The query: SELECT Cast(Convert(varchar, GetDate(),105) as datetime)

I ended up using code 101 instead of 105 to get my query working, but that was it.

ASP.NET Configuration File Handling

One of things I like the least about working with multiple development, QA, and production environments is messing around with configuration files to make sure the different versions point at the right databases.  Add the use of the Enterprise Library, and there are even more files to manage.

In my last year at Ciena, I worked in a group where they’d put together some code that detected what environment it was in (development, QA, or production) and retrieved the correct settings from web.config.  It was similar to the solution Mike Gunderloy describes in this article on ASP.NET 2.0 productivity.

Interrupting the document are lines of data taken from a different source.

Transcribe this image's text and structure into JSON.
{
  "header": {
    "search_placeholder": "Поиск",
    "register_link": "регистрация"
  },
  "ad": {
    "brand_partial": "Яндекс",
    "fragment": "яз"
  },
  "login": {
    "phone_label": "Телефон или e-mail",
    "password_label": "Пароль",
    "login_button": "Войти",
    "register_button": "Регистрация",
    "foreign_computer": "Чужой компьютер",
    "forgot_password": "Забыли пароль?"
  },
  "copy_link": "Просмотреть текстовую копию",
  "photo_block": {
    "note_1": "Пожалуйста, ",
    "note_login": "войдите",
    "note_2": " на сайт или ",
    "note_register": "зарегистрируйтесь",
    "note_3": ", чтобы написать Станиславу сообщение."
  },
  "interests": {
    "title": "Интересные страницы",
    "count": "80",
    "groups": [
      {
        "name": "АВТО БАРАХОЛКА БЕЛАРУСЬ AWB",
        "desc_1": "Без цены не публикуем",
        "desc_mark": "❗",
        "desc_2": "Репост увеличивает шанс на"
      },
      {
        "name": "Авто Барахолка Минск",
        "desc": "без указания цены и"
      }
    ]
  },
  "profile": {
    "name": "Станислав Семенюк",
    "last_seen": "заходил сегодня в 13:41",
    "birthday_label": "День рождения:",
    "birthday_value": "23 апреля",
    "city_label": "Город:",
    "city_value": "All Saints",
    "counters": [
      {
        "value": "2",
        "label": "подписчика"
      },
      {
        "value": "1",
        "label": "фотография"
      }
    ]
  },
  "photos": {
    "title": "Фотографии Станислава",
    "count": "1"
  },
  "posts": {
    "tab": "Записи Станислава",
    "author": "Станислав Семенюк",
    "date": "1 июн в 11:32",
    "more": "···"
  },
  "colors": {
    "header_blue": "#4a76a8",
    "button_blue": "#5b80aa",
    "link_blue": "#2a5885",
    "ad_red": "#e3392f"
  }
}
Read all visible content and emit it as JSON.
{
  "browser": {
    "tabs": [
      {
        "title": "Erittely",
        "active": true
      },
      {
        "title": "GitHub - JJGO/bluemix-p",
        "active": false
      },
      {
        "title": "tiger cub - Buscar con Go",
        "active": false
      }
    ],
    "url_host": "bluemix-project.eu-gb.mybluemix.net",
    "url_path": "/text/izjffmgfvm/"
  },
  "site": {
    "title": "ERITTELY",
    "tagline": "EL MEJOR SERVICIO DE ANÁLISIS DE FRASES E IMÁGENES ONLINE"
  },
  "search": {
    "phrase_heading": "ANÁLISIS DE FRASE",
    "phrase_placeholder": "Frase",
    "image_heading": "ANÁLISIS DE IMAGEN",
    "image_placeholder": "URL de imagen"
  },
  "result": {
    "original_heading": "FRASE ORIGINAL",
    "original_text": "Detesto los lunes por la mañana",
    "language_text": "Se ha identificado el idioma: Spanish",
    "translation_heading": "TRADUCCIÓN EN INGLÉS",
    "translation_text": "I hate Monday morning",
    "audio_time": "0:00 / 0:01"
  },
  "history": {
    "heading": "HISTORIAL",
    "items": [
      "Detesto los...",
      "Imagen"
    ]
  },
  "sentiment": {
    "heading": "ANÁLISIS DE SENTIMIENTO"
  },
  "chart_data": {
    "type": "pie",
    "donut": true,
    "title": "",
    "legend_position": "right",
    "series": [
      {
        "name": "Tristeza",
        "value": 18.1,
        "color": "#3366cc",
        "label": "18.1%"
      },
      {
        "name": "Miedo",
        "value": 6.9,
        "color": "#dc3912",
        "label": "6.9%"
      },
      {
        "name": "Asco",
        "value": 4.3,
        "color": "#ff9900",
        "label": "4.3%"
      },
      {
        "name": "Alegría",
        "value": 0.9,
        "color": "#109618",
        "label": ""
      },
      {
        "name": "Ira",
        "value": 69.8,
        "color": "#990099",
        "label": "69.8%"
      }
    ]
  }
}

When I was poking around for more information on config file handling, I came across another article that references Gunderloy’s that talks about a file attribute for the appSettings tag.  I hadn’t come across the existence of that attribute anywhere else before.  I’ll definitely use this on my next project.

Finally, this article provides another option for dealing with configuration files in multiple environments.  The code and examples are well-explained.  My group at Lockheed Martin should integrate something like this into the custom library we’ve been building.

Downside of Certification

According to this eWeek article pay premiums for skills that don’t have a certification grew three times faster than pay premiums for certified skills.

I never really bothered with certifications for any of my skills because I was usually too busy working to set aside the time to study for and pass the exams.  I was more motivated to do that for things like grad school.  I always felt that experience was more valuable than a certification, but the counter-argument of “if you have the experience, certification should be no problem” is still a reasonable one.

Still, I hope the pay premium changes mean employers are choosing experience in favor of those who’ve passed an exam but have little or no hands-on experience.